 Nonetheless, it seems that the words of Carnworth J ring true. It would, in my view, be contrary to the principles of good administration for a public authority to be continually changing its decision or changing its decision without good reason. Persons affected by the decision have a right to be able to rely on the certainty of administrative decisions and to make their private plans accordingly. Indeed the requirement of certainty in administrative decision-making is one of the principles which requires expeditious consideration of applications for judicial review. Thus in O‘Reilly v. Mackman  3 All ER 1124, Lord Diplock said at page 1131: The public interest in good administration requires that public authorities and third parties should not be kept in suspense about the legal validity of a decision the authority has reached in the purported exercise of decision-making powers for any longer period than is absolutely necessary in fairness to the person affected by the decision…‖The statement of Lord Diplock was quoted and relied upon by Lord Goff in Caswell v. Dairy Produce Quota Tribunal  2 All ER 434 at 441.
 In my view therefore, unless there was a change in circumstances as alluded to in Cardiff [Rv. Cardiff  3 PLR 55 ], it is my view that it would have been wrong for the Minister to depart from his earlier decision.
 In my view and according to the evidence there was no change in the circumstances of the site between March, 2012 when permission was refused and October, 2012, when the original decision was reviewed.
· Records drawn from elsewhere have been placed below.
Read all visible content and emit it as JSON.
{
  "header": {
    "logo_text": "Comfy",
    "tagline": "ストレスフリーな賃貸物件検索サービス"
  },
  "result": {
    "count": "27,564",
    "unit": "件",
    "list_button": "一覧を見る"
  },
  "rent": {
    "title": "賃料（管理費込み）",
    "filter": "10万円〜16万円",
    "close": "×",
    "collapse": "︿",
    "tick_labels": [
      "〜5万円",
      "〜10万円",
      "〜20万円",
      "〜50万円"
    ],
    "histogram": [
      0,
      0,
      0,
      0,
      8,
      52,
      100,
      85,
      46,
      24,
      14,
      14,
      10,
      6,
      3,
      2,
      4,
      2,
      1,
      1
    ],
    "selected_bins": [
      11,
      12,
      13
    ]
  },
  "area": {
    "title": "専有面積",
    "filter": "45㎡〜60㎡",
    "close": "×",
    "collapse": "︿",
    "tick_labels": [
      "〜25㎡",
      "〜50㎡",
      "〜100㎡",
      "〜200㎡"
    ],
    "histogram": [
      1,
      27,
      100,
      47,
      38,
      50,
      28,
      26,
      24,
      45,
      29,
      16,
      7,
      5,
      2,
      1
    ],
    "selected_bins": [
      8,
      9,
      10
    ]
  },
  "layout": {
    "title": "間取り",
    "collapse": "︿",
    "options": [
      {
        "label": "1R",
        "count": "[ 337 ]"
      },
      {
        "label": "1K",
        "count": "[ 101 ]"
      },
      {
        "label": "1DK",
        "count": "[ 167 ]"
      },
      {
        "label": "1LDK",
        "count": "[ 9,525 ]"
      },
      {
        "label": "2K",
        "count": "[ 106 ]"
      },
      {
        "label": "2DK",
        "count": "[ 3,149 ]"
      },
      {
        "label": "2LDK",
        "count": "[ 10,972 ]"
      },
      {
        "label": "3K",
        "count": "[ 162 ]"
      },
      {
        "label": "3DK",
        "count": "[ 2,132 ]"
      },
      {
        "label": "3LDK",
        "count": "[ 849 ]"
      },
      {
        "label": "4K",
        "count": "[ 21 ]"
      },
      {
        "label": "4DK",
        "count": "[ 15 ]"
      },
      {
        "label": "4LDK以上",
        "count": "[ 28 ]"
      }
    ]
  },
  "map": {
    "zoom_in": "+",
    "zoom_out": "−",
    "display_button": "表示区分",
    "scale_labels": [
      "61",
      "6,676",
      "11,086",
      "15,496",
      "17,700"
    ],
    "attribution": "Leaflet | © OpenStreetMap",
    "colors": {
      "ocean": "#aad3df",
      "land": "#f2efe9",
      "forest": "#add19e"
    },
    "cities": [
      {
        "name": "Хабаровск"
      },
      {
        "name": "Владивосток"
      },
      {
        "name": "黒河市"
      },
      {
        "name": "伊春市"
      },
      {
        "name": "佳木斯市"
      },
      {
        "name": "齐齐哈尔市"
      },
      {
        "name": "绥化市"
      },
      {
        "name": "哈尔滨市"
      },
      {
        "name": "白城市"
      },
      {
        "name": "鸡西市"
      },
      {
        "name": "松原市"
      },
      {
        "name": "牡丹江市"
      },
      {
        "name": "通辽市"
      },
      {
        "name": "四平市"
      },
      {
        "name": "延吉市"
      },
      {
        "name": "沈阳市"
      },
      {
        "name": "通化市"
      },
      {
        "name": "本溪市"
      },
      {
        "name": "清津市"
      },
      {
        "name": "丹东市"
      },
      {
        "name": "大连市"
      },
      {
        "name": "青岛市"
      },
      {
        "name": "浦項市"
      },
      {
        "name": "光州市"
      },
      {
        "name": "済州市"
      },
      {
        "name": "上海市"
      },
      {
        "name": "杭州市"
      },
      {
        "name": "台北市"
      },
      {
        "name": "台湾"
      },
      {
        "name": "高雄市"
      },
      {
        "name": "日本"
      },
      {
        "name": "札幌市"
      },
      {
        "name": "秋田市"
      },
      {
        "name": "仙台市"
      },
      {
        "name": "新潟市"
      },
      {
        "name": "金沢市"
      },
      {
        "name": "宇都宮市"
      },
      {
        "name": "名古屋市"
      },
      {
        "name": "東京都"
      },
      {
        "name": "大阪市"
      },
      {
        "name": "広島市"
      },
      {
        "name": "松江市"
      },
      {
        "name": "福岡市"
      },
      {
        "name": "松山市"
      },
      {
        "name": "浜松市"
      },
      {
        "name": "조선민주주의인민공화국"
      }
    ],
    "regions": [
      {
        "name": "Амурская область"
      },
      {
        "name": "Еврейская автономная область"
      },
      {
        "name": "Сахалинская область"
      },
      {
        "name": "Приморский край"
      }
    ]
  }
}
 The site certainly remained the same. The Interested Party has asserted that it was only after the grant of planning permission that the batching plant became operational. According to the evidence there were only two differences. The first was that the EMA changed its mind. The second difference was that a different panel undertook the investigation on behalf of the Minister. The first investigation was conducted by Mr. Pariag of the TCPD, while the second was conducted by the Advisory Panel, chaired by Mr. Mooleedhar.
 According to the evidence of the defendant, it is my view that both investigations followed the same paces. Both involved a site visit. The difference was that Mr. Mooleedhar sat as a virtual Court of Appeal on recommendations of Mr. Pariag.
 Accordingly, it is my view that the evidence has not demonstrated that the review was based on a change of circumstances. This is manifested from the reason provided by the Minister in his letter of the 6th December, 2012 to learned instructing attorney for the claimant. The reasons resonate rather like judgment on appeal.
 It follows therefore, that it is my view that there was no change of circumstances between the first decision and the review. It is my view that the Minister‘s reversal of his original decision was contrary to good administration and illegal, particularly in the face of an express statutory provision that his decision was final.
The Court concluded that there was no change of circumstances between the first decision and the review. It was of the view that the Minister‘s reversal of his original decision was contrary to good administration and illegal, particularly in the face of an express statutory provision that his decision was final.